Bake for 15 minutes then remove from oven. Quickly arrange the remaining cherries, cut side down, on the top of the cake. Return the cake to the oven and bake for a further 15-20 minutes or until golden brown and a toothpick inserted into the cake portion comes out clean. If you find the cake over browning, cover with a piece of aluminum foil.

Remove from oven and place on a wire rack to cool slightly (about 10-15 minutes). Serve warm or at room temperature with a dollop of softly whipped cream.

Makes 8 - 10 servings.


As soon as sweet Bing cherries are in season, I cannot resist putting some aside to make this Cherry Cake with its pretty polka dot design. It is very similar in looks to a Cherry Clafoutis, only instead of a thin pancake-like batter, the cherries are suspended in an almond flavored cake batter. It is wonderful when served warm from the oven, with or without a dollop of whipped cream, custard, or creme fraiche.

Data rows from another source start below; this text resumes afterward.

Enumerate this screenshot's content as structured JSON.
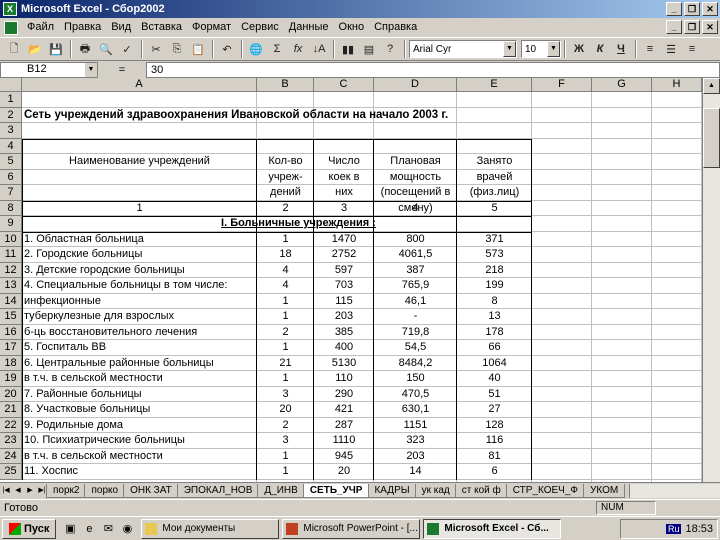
{
  "window": {
    "title": "Microsoft Excel - Сбор2002"
  },
  "menu": [
    "Файл",
    "Правка",
    "Вид",
    "Вставка",
    "Формат",
    "Сервис",
    "Данные",
    "Окно",
    "Справка"
  ],
  "toolbar": {
    "font_name": "Arial Cyr",
    "font_size": "10"
  },
  "formula_bar": {
    "cell_ref": "B12",
    "equals": "=",
    "value": "30"
  },
  "columns": [
    "A",
    "B",
    "C",
    "D",
    "E",
    "F",
    "G",
    "H"
  ],
  "rows": [
    "1",
    "2",
    "3",
    "4",
    "5",
    "6",
    "7",
    "8",
    "9",
    "10",
    "11",
    "12",
    "13",
    "14",
    "15",
    "16",
    "17",
    "18",
    "19",
    "20",
    "21",
    "22",
    "23",
    "24",
    "25"
  ],
  "sheet": {
    "title": "Сеть учреждений здравоохранения Ивановской области на начало 2003 г.",
    "header": {
      "name": "Наименование  учреждений",
      "b": [
        "Кол-во",
        "учреж-",
        "дений"
      ],
      "c": [
        "Число",
        "коек в",
        "них"
      ],
      "d": [
        "Плановая",
        "мощность",
        "(посещений в",
        "смену)"
      ],
      "e": [
        "Занято",
        "врачей",
        "(физ.лиц)"
      ]
    },
    "numbering": [
      "1",
      "2",
      "3",
      "4",
      "5"
    ],
    "section": "I. Больничные учреждения :",
    "data": [
      {
        "row": "10",
        "name": "1.  Областная больница",
        "b": "1",
        "c": "1470",
        "d": "800",
        "e": "371"
      },
      {
        "row": "11",
        "name": "2.  Городские больницы",
        "b": "18",
        "c": "2752",
        "d": "4061,5",
        "e": "573"
      },
      {
        "row": "12",
        "name": "3.  Детские городские больницы",
        "b": "4",
        "c": "597",
        "d": "387",
        "e": "218"
      },
      {
        "row": "13",
        "name": "4.  Специальные больницы в том числе:",
        "b": "4",
        "c": "703",
        "d": "765,9",
        "e": "199"
      },
      {
        "row": "14",
        "name": "      инфекционные",
        "b": "1",
        "c": "115",
        "d": "46,1",
        "e": "8"
      },
      {
        "row": "15",
        "name": "      туберкулезные для взрослых",
        "b": "1",
        "c": "203",
        "d": "-",
        "e": "13"
      },
      {
        "row": "16",
        "name": "      б-ць восстановительного лечения",
        "b": "2",
        "c": "385",
        "d": "719,8",
        "e": "178"
      },
      {
        "row": "17",
        "name": "5.  Госпиталь ВВ",
        "b": "1",
        "c": "400",
        "d": "54,5",
        "e": "66"
      },
      {
        "row": "18",
        "name": "6.  Центральные районные больницы",
        "b": "21",
        "c": "5130",
        "d": "8484,2",
        "e": "1064"
      },
      {
        "row": "19",
        "name": "      в т.ч. в сельской местности",
        "b": "1",
        "c": "110",
        "d": "150",
        "e": "40"
      },
      {
        "row": "20",
        "name": "7.  Районные  больницы",
        "b": "3",
        "c": "290",
        "d": "470,5",
        "e": "51"
      },
      {
        "row": "21",
        "name": "8.  Участковые больницы",
        "b": "20",
        "c": "421",
        "d": "630,1",
        "e": "27"
      },
      {
        "row": "22",
        "name": "9.  Родильные дома",
        "b": "2",
        "c": "287",
        "d": "1151",
        "e": "128"
      },
      {
        "row": "23",
        "name": "10.   Психиатрические больницы",
        "b": "3",
        "c": "1110",
        "d": "323",
        "e": "116"
      },
      {
        "row": "24",
        "name": "      в т.ч. в сельской местности",
        "b": "1",
        "c": "945",
        "d": "203",
        "e": "81"
      },
      {
        "row": "25",
        "name": "11. Хоспис",
        "b": "1",
        "c": "20",
        "d": "14",
        "e": "6"
      }
    ]
  },
  "tabs": [
    "порк2",
    "порко",
    "ОНК ЗАТ",
    "ЭПОКАЛ_НОВ",
    "Д_ИНВ",
    "СЕТЬ_УЧР",
    "КАДРЫ",
    "ук кад",
    "ст кой ф",
    "СТР_КОЕЧ_Ф",
    "УКОМ"
  ],
  "active_tab": "СЕТЬ_УЧР",
  "status": {
    "text": "Готово",
    "num": "NUM"
  },
  "taskbar": {
    "start": "Пуск",
    "tasks": [
      "Мои документы",
      "Microsoft PowerPoint - [...",
      "Microsoft Excel - Сб..."
    ],
    "lang": "Ru",
    "clock": "18:53"
  },
  "colors": {
    "title_start": "#0a246a",
    "title_end": "#a6caf0",
    "face": "#d4d0c8"
  }
}
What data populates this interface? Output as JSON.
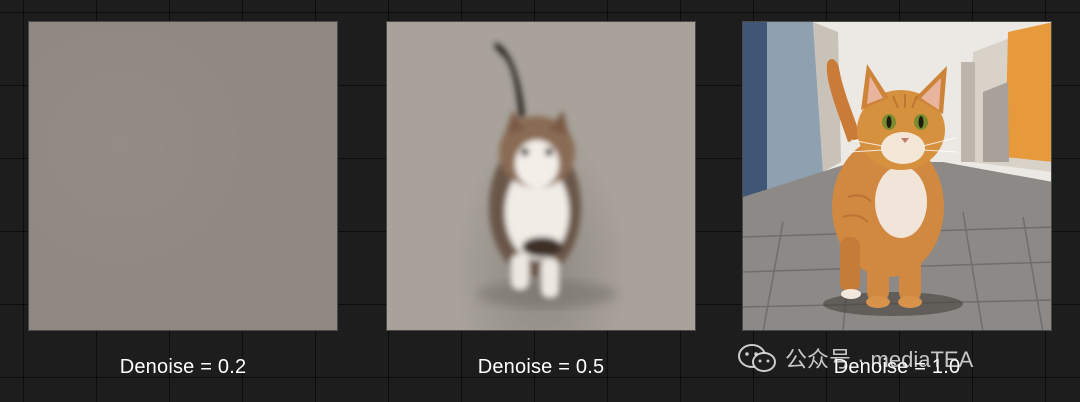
{
  "panels": [
    {
      "caption": "Denoise = 0.2",
      "image": "uniform-noise-gray"
    },
    {
      "caption": "Denoise = 0.5",
      "image": "blurry-cat-walking"
    },
    {
      "caption": "Denoise = 1.0",
      "image": "orange-cat-walking-on-cobblestone-street"
    }
  ],
  "watermark": {
    "text": "公众号 · mediaTEA",
    "icon": "wechat-icon"
  },
  "colors": {
    "background": "#1d1d1d",
    "caption_text": "#ffffff",
    "noise_gray": "#8f8880"
  }
}
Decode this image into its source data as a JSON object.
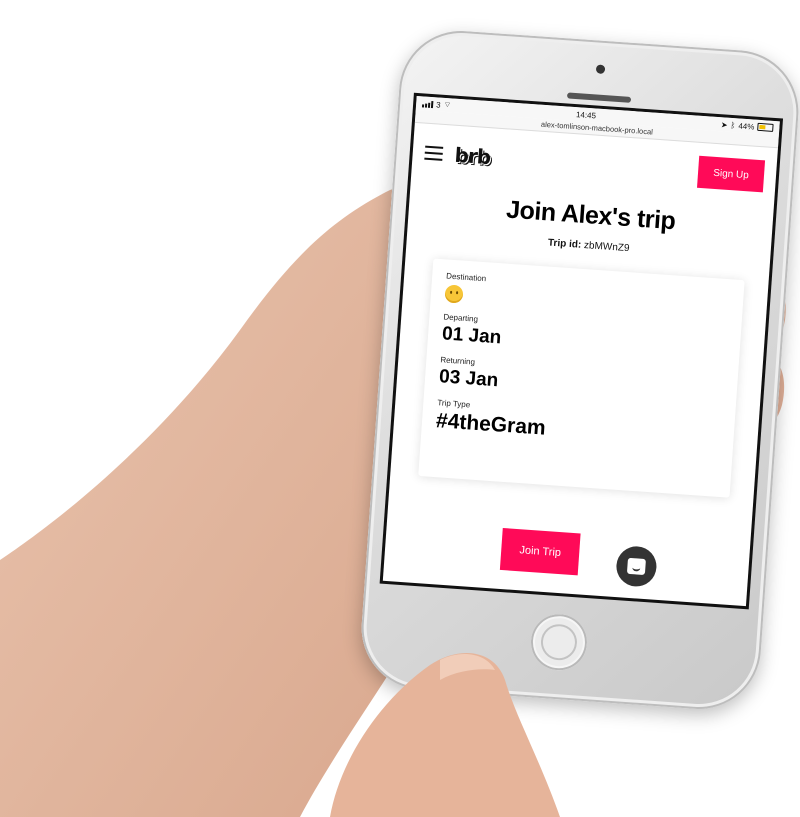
{
  "status_bar": {
    "carrier": "3",
    "time": "14:45",
    "battery": "44%",
    "battery_level": 0.44
  },
  "url_bar": {
    "url": "alex-tomlinson-macbook-pro.local"
  },
  "header": {
    "logo": "brb",
    "signup_label": "Sign Up"
  },
  "main": {
    "title": "Join Alex's trip",
    "trip_id_label": "Trip id:",
    "trip_id_value": "zbMWnZ9",
    "card": {
      "destination_label": "Destination",
      "destination_icon": "shushing-face-emoji",
      "departing_label": "Departing",
      "departing_value": "01 Jan",
      "returning_label": "Returning",
      "returning_value": "03 Jan",
      "trip_type_label": "Trip Type",
      "trip_type_value": "#4theGram"
    },
    "join_label": "Join Trip",
    "chat_icon": "chat-icon"
  },
  "colors": {
    "accent": "#ff0a58",
    "chat_button": "#333333",
    "text": "#000000"
  }
}
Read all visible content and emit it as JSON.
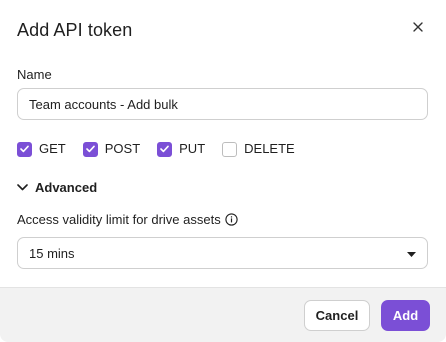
{
  "dialog": {
    "title": "Add API token",
    "close_icon": "close-icon"
  },
  "name_field": {
    "label": "Name",
    "value": "Team accounts - Add bulk"
  },
  "methods": [
    {
      "label": "GET",
      "checked": true
    },
    {
      "label": "POST",
      "checked": true
    },
    {
      "label": "PUT",
      "checked": true
    },
    {
      "label": "DELETE",
      "checked": false
    }
  ],
  "advanced": {
    "label": "Advanced",
    "icon": "chevron-down-icon",
    "expanded": true
  },
  "validity": {
    "label": "Access validity limit for drive assets",
    "info_icon": "info-icon",
    "selected": "15 mins",
    "dropdown_icon": "caret-down-icon"
  },
  "footer": {
    "cancel_label": "Cancel",
    "add_label": "Add"
  },
  "colors": {
    "accent": "#7b4fd6",
    "text": "#1f1f1f",
    "border": "#cfcfcf",
    "footer_bg": "#f2f2f2"
  }
}
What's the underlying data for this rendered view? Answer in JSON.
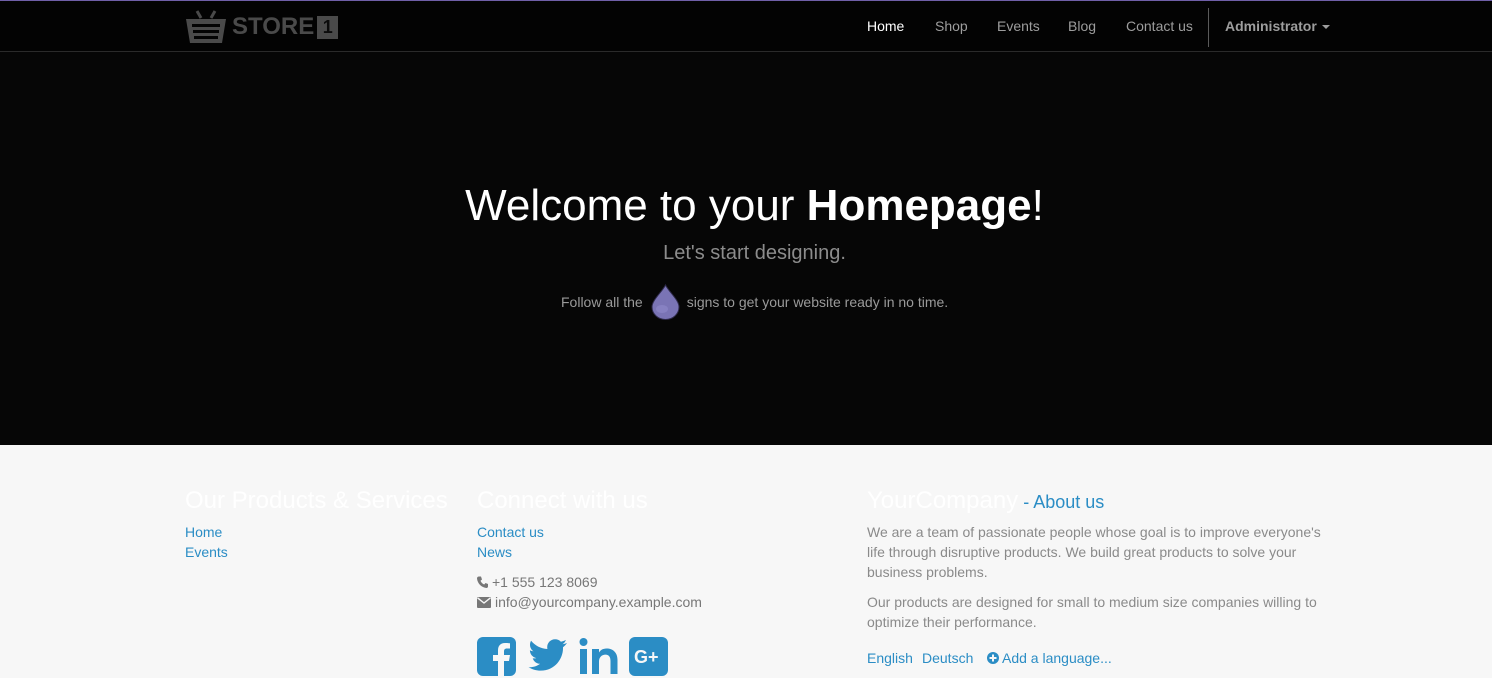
{
  "brand": {
    "name": "STORE",
    "badge": "1"
  },
  "nav": {
    "items": [
      {
        "label": "Home",
        "active": true
      },
      {
        "label": "Shop",
        "active": false
      },
      {
        "label": "Events",
        "active": false
      },
      {
        "label": "Blog",
        "active": false
      },
      {
        "label": "Contact us",
        "active": false
      }
    ],
    "user_label": "Administrator"
  },
  "hero": {
    "title_prefix": "Welcome to your ",
    "title_bold": "Homepage",
    "title_suffix": "!",
    "subtitle": "Let's start designing.",
    "follow_before": "Follow all the",
    "follow_after": "signs to get your website ready in no time."
  },
  "footer": {
    "products": {
      "heading": "Our Products & Services",
      "links": [
        "Home",
        "Events"
      ]
    },
    "connect": {
      "heading": "Connect with us",
      "links": [
        "Contact us",
        "News"
      ],
      "phone": "+1 555 123 8069",
      "email": "info@yourcompany.example.com",
      "social": [
        "facebook",
        "twitter",
        "linkedin",
        "google-plus"
      ]
    },
    "about": {
      "company": "YourCompany",
      "separator": " - ",
      "about_link": "About us",
      "paragraph1": "We are a team of passionate people whose goal is to improve everyone's life through disruptive products. We build great products to solve your business problems.",
      "paragraph2": "Our products are designed for small to medium size companies willing to optimize their performance."
    },
    "languages": [
      "English",
      "Deutsch"
    ],
    "add_language": "Add a language..."
  },
  "colors": {
    "nav_bg": "#030303",
    "hero_bg": "#060606",
    "footer_bg": "#f7f7f7",
    "link": "#2b8dc5",
    "drop": "#7a74b5"
  }
}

This Cherry Cake has a sponge-like batter that is made by first beating the eggs with the sugar until very thick and light colored. Then vanilla extract is added for flavoring, along with some milk (full fat or reduced fat) and melted butter. Next, a mixture of all purpose (plain) flour and ground almonds (or almond meal/flour) are folded in. I have replaced some of the flour with ground almonds as I like both the almond flavor and the slight graininess it gives the cake. However, if you like you can omit the 1/2 cup (55 grams) of ground almonds and just use 1 1/2 cups (195 grams) all purpose (plain) flour. The final step is to fold in bite sized pieces of fresh sweet cherries (I like to use Bing Cherries).

A common problem when adding a heavy fruit like cherries to a cake batter is that the fruit tends to sink to the bottom of the pan during baking. While this in no way affects the flavor of the cake, it does not allow us to appreciate the cherry's full beauty. To rectify this problem, instead of adding all the pitted cherries when we mix the cake batter, we put some cherries aside. Then, about halfway through the baking time, we pull the cake from the oven and quickly place some cherries, that have been cut in half, on top of the partially baked cake. This step, while a little more time consuming, keeps at least some of the cherries floating on the top of the cake. With an added bonus of producing that wonderful polka dot pattern. The cake is baked until golden brown and a toothpick inserted into the center of the cake just comes out clean. If you find the cake over browning, cover with a piece of aluminum foil.

As always, it is important to choose your fruit carefully. Look for Bing cherries that are bright dark red, shiny, plump, and quite firm and make sure there is no browning around the stems. Once we have the cherries, we need to remove the pits. Pitting of cherries is always a tedious job and the task is made easier if you have a cherry pitter. However, if you do not own such a tool, than you need to do it by hand. The easiest way I have found to do this, is to make a small slit in the cherry, with a small sharp knife, from the stem end to the bottom of the cherry. Then, using the tip of the knife or your thumbnail, remove the pit. This process is best done over a bowl so any dripping juice will fall into the bowl and not stain your countertop. I like to place the cut cherries on a piece of paper towel to absorb the cherry juices while I make the cake batter.